Henry Copperthite died in 1925, “of exhaustion, not old age,” Michael says, and in 1959 the pie company was bought out by Ward Baking Co., now Hostess Brands.
As the family business disbanded, so did the family legacy. Only a few rituals survived to be passed on through the generations, such as the tradition of delivering pies on the day before Thanksgiving to relatives and friends, commemorating Henry’s first day of business in Georgetown.
Michael Copperthite tumbled down that rabbit hole of history a couple of years ago when he began researching family folklore.
He dug around for Copperthite-related history at the Georgetown Neighborhood Library, the Library of Congress and the Smithsonian. He took his wife and young daughter on vacations to ancestral hometowns in Scotland and Antigua, looking for clues into his family’s past.
“All roads [in D.C. history] lead back to pie,” Copperthite says.
He can bake pies, though he prefers to leave that to the experts. Mostly, he likes to eat pies of all kinds, especially blackberry but “not rhubarb,” he says emphatically. So where did he get the itch to open up shop in a city that boasts not just a wide selection of cupcakeries and pie
shops, but also a roving pie truck?
“The more I learned about my family history, the more I asked, ‘Why aren’t we doing pies anymore?’ That is our legacy,” Copperthite says. “Plus, our pies are really, really good. A cupcake is a cupcake. And a pie, done right, is always better than a cupcake.”
The secret to the Copperthite pies is really no secret at all: It’s fresh, real ingredients. That means fruit and dairy sourced from local farms, and no artificial ingredients, he says.
“You know why [store-bought] pies went out of fashion? High-fructose corn syrup,” he says. “Pies today can be good, I guess. But they just don’t taste the same.”
On Jan. 29, Copperthite showcased his family recipes at an event hosted by the Burke Historical Society in Northern Virginia. Dozens of history buffs and Copperthite’s relatives and friends turned out; it had to be split into two sessions to accommodate the crowd.
Attendees listened to Copperthite tell his family’s story as they cooed over samples of pie. He plans to use his great-great-grandfather’s original recipes; however, instead of offering a whopping 29 flavors as Henry did, he will kick the business off with a half-dozen.

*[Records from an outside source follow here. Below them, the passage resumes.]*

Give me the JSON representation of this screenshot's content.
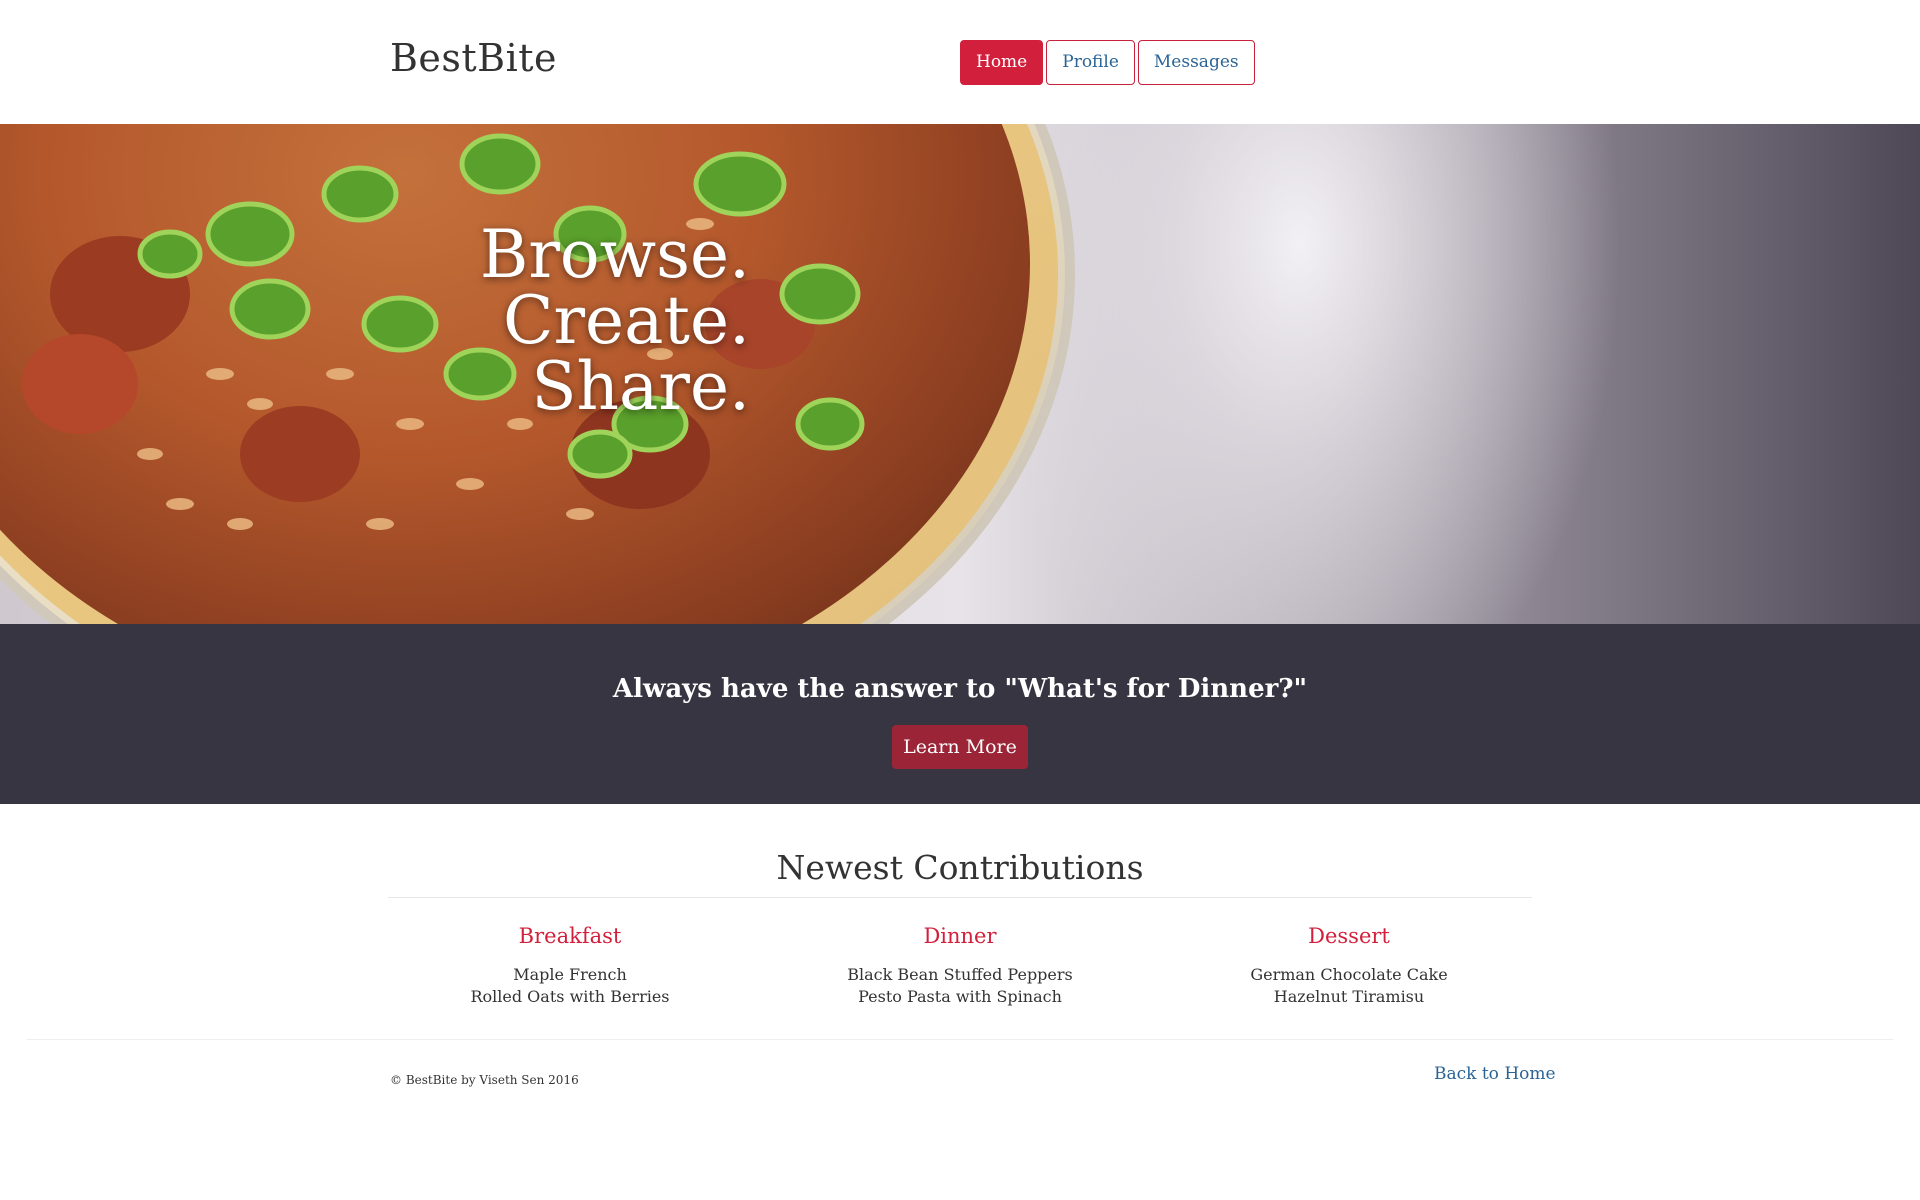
{
  "header": {
    "brand": "BestBite",
    "nav": [
      {
        "label": "Home",
        "active": true
      },
      {
        "label": "Profile",
        "active": false
      },
      {
        "label": "Messages",
        "active": false
      }
    ]
  },
  "hero": {
    "lines": [
      "Browse.",
      "Create.",
      "Share."
    ]
  },
  "band": {
    "title": "Always have the answer to \"What's for Dinner?\"",
    "button_label": "Learn More"
  },
  "contributions": {
    "title": "Newest Contributions",
    "columns": [
      {
        "heading": "Breakfast",
        "items": [
          "Maple French",
          "Rolled Oats with Berries"
        ]
      },
      {
        "heading": "Dinner",
        "items": [
          "Black Bean Stuffed Peppers",
          "Pesto Pasta with Spinach"
        ]
      },
      {
        "heading": "Dessert",
        "items": [
          "German Chocolate Cake",
          "Hazelnut Tiramisu"
        ]
      }
    ]
  },
  "footer": {
    "copyright": "© BestBite by Viseth Sen 2016",
    "back_link": "Back to Home"
  },
  "colors": {
    "accent": "#d21f3c",
    "band": "#363541",
    "learn_button": "#9b2436",
    "link": "#2a6496"
  }
}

“I’m not going to be making 50,000 pies a day,” he says. “I’m aiming to sell 5,000 in a week.” He says he will donate 80 percent of the profits to local historic preservation societies and other charitable organizations — along the lines of the Paul Newman business model, says Copperthite. He doesn’t expect to quit his day job.
The pies, which will feature the original pie company’s star-and-crescent emblem on their top crust, will be available at as-yet-to-be-determined area farmers markets this summer. He says he hopes to open a storefront in Georgetown in the fall. Additionally, Copperthite wants to set up “pop-up shops” of sorts at Metrorail stations in the District, Virginia and Maryland.
He admits this venture won’t make him a fortune, but that’s not the point.
“Some of my relatives, mostly the kids, ask me, ‘Where’s all of Henry’s money?’ I tell them, ‘You’re the money. You’re the legacy.’ I want to honor my family’s history. How do I do that? By doing service for the community. And making great pies.”